Third time with Tarr (Turin Horse, Werckmeister Harmonies). Weirdly, this is where it all begins (3 July: not quite).
It begins with a window; an image which sticks with T till the end. Externalities lay slow siege to domestic shelter – endless industrial procedure (winches wires creaking carts shuffling chimneys belching) shaking your bones and those of your house like harmonic vibration, (everything on this rhythm now) screws jiggling loose and plaster cracking away. This is a different beast: more post-industrial limbo than the rustic desolation of TH or the credulous provincial desperation of WH. World of Goo, Eraserhead.
A world of war without the war – snooping from block to block, clandestine meetings loneliness, smuggling. The Cold War but also the telos of humanity dehumanising their own world (the ‘inhuman’, here, is not nature – bar the rain and those dogs, the level of which Karrer sinks to in his desperation like Kafka’s Josef K) but environments of human production – buildings, bars, industry – that have come out of the human, perhaps waiting to do so until today. Though the love triangle and the musings on youth and activity put D‘s analysis on a level of anthropic interconnection shared with the political WH and largely spurned (for interiority and essence) by TH, it is also as incisive as WH in demonstrating the fatal extent to which We in the 20th Century have poisoned the well. Agamben (Remnants of Auschwitz): “human beings are human insofar as they bear witness to the inhuman.”

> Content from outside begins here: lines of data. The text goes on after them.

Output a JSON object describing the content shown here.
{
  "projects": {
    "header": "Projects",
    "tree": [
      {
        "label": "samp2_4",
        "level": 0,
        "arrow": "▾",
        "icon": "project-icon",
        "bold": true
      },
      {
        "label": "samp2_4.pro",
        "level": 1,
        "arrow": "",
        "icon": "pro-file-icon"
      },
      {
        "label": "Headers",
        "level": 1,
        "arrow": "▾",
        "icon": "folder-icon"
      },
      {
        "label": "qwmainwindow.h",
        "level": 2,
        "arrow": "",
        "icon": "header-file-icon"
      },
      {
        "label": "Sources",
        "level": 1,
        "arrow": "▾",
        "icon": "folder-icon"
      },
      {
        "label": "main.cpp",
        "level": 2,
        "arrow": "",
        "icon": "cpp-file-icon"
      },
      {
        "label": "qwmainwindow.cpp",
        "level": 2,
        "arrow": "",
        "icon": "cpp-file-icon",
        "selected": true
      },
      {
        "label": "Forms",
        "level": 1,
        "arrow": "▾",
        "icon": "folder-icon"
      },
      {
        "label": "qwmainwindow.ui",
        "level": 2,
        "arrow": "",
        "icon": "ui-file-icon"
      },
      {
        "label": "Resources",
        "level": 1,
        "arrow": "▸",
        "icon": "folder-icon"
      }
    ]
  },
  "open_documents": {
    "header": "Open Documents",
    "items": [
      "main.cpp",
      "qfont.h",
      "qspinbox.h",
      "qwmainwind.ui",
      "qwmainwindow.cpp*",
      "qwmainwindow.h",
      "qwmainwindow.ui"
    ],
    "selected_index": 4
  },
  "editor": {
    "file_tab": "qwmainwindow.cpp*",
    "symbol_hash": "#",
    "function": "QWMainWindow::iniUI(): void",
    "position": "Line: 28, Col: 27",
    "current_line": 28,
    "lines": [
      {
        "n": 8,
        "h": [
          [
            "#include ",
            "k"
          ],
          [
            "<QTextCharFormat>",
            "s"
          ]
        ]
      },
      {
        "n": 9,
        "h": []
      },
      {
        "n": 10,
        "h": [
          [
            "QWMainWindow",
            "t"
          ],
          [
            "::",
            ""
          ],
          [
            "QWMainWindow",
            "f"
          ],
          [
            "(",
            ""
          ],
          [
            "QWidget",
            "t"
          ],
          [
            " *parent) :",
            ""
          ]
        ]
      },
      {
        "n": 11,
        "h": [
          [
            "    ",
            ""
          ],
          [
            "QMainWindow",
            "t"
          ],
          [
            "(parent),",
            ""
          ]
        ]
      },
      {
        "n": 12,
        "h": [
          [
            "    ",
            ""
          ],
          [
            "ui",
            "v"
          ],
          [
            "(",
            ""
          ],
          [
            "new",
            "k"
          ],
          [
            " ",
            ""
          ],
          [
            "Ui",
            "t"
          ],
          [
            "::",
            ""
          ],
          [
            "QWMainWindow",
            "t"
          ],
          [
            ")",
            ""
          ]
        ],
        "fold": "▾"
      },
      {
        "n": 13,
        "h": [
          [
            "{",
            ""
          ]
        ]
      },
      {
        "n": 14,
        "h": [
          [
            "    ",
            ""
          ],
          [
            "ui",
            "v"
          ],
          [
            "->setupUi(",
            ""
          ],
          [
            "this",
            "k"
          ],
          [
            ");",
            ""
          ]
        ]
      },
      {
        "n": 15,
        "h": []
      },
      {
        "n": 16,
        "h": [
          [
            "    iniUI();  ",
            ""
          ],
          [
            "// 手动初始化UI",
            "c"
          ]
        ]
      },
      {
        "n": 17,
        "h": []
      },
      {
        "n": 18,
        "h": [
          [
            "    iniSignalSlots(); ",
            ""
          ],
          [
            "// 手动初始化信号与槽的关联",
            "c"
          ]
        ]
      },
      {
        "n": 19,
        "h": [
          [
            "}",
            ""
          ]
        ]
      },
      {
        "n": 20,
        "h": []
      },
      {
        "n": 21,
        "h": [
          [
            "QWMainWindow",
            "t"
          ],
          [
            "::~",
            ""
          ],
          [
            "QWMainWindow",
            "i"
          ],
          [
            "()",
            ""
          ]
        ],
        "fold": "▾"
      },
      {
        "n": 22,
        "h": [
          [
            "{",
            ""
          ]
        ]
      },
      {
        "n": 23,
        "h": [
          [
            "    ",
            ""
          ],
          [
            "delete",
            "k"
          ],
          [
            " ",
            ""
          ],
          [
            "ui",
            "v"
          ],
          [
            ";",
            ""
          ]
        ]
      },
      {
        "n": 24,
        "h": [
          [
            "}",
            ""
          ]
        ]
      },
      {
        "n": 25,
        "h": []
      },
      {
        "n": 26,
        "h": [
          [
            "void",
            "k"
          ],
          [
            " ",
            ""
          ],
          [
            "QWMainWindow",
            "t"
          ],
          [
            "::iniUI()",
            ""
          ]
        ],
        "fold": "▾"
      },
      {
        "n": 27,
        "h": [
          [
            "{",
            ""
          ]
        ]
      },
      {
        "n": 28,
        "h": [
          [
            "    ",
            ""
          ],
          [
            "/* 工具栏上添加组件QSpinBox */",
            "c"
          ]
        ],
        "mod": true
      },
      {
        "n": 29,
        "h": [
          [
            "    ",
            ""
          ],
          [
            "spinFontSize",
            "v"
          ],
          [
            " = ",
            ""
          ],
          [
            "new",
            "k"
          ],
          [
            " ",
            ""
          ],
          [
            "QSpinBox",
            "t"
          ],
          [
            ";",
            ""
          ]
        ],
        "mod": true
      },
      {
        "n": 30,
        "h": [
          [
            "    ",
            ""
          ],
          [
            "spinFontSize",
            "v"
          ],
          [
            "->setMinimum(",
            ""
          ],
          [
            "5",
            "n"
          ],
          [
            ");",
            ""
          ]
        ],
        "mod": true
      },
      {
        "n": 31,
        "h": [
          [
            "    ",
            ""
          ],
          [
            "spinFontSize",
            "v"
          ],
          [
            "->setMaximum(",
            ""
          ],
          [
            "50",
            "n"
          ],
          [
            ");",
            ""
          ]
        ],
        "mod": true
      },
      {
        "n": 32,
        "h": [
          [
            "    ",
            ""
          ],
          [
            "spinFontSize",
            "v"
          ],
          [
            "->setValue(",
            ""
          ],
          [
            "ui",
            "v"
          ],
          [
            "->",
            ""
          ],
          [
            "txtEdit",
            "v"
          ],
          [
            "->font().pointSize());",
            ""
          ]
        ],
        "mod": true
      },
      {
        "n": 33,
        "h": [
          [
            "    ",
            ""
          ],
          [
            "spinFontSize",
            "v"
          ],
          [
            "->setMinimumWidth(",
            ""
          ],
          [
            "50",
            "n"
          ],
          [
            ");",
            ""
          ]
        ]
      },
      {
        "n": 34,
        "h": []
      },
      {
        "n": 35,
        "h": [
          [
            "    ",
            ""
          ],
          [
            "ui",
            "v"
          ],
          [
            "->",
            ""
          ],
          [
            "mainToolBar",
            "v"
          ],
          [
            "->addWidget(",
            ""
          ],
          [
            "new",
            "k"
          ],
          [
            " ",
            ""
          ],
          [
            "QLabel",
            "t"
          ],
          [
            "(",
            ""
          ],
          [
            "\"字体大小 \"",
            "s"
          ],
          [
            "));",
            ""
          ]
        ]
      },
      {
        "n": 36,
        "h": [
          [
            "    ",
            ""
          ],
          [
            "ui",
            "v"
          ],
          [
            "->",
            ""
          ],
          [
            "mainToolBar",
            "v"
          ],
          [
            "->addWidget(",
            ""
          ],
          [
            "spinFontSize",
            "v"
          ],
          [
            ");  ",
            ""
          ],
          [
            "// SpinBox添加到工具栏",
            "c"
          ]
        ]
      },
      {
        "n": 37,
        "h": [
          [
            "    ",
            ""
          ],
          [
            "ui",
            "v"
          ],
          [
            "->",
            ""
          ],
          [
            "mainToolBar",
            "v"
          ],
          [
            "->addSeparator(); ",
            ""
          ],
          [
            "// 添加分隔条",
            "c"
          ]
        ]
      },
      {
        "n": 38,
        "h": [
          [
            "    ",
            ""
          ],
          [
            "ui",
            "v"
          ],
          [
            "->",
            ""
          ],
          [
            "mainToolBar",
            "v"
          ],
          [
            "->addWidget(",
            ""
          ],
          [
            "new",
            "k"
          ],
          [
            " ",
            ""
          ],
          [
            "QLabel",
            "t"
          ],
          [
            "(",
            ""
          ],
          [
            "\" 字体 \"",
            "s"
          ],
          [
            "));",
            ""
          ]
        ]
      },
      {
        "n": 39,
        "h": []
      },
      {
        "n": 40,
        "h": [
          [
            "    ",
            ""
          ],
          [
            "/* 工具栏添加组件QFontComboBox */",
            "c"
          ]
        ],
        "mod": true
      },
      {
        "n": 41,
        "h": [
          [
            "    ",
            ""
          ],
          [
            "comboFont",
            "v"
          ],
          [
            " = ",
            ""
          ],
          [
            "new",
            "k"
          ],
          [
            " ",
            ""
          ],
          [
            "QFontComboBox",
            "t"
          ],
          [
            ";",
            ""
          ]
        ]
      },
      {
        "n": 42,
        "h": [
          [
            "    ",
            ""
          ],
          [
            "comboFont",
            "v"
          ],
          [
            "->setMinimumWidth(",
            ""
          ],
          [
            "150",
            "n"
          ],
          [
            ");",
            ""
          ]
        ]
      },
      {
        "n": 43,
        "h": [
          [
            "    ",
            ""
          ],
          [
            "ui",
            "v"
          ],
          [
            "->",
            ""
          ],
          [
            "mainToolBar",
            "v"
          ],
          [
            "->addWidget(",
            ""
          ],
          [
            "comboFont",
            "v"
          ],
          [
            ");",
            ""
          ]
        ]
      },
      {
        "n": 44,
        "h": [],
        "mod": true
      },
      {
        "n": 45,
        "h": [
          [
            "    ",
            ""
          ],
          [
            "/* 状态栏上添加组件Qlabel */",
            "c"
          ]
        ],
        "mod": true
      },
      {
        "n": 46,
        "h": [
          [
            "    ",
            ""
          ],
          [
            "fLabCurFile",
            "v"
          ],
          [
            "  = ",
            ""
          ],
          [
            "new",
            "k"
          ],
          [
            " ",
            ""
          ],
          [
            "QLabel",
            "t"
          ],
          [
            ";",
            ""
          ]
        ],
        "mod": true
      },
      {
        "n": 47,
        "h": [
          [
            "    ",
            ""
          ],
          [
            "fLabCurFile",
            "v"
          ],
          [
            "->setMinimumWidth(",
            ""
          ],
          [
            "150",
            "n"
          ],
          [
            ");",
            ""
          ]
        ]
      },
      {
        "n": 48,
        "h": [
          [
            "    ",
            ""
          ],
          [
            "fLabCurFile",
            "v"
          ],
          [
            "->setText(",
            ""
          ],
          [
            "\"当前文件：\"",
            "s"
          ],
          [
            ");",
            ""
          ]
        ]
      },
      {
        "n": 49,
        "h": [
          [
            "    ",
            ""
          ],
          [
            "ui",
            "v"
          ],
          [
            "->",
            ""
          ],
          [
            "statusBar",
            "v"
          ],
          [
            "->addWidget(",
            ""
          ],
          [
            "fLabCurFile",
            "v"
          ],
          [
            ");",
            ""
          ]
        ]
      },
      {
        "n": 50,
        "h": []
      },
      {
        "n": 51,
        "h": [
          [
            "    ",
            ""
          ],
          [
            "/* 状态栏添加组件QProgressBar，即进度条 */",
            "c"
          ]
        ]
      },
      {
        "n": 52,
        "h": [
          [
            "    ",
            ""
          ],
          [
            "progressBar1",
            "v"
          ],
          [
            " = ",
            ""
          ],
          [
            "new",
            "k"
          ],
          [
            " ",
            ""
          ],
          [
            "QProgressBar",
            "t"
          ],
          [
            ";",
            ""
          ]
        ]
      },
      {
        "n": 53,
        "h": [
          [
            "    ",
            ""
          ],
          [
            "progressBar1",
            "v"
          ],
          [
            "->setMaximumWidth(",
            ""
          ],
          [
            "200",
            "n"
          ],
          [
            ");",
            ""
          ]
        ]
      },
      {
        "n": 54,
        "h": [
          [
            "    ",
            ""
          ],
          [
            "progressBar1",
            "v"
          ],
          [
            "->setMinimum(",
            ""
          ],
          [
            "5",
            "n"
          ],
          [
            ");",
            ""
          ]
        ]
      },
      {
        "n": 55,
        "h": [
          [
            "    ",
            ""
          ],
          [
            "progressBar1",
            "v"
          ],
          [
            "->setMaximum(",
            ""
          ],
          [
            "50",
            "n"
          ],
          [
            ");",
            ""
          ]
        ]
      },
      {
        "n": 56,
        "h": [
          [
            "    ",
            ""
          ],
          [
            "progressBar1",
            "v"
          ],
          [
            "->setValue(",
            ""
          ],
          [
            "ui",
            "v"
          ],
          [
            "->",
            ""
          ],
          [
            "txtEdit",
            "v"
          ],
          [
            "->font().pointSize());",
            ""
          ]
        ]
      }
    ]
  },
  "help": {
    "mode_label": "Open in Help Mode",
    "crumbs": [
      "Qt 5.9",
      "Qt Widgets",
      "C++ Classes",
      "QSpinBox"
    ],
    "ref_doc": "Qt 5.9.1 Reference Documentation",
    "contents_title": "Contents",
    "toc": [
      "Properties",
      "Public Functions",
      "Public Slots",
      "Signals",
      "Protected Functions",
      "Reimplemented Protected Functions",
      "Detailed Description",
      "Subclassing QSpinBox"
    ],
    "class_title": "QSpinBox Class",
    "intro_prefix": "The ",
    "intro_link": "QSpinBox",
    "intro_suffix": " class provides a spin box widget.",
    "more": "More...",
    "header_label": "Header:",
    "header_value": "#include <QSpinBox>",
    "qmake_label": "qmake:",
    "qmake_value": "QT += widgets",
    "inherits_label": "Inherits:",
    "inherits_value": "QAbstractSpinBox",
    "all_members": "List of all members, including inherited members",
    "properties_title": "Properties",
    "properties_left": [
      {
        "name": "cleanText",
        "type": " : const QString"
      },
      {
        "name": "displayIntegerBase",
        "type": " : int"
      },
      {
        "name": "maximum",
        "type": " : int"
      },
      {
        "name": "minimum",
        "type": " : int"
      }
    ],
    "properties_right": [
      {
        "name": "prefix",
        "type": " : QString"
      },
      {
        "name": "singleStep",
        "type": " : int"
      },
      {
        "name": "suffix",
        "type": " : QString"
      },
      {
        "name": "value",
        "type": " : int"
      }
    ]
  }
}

Wouldn’t be Tarr without some knockout monologues: here the mother’s OT recital (she is the Anti-Nietzsche figure) and K’s tale of domestic suicide are career standout. Likewise with single images: the ragged nurse breastfeeding besides football on the tv; mother advancing through the fog and biblical rain with a vampiric umbrella and Stalker dogs circling; the utter waste of the ending; the party that will develop (disintegrate, as “stories are all stories of disintegration”) into the heliocentric drunkards in WH, the wind-up whirl of human animation. (“Perhaps it really is flying”)
Why are old photographs (daguerrotypes etc) so terrifying? Andrew Miller (Poetry, Photography, Ekphrasis): shift from C19th to 20th in terms of recognising the ‘pastness’ of dead subjects, in photos that “threaten us with the past by returning the past to the present in ways that deny us the safety of the present.” I think this extends beyond subjects to spaces: uncanny closeness but also the total experience of a world, since we know it only through such images? D‘s past is adrift and inaccessible (K reciprocates by pinning his hopes for another brighter world on his escapist lover [“One must return to beauty”]), but perhaps Tarr gets the same effect simply through the humming chiaroscuro, the percussive rain sheeting across the lens like grain on film.
Beckettian aporias (Is it worth speaking?), Endgame but, interestingly, Film: watching, snooping, close to the end.
Often reflect while watching my favourite films that they are dreamlike: participation but not revelation; internal logic that I can warily follow but not anticipate future terms; compulsion. Tarr’s beauty is both bleakly mimetic and symbolic and also neither, its own oneiric code.
This stuff has to have come from nightmares because it must be understood in relation to your own.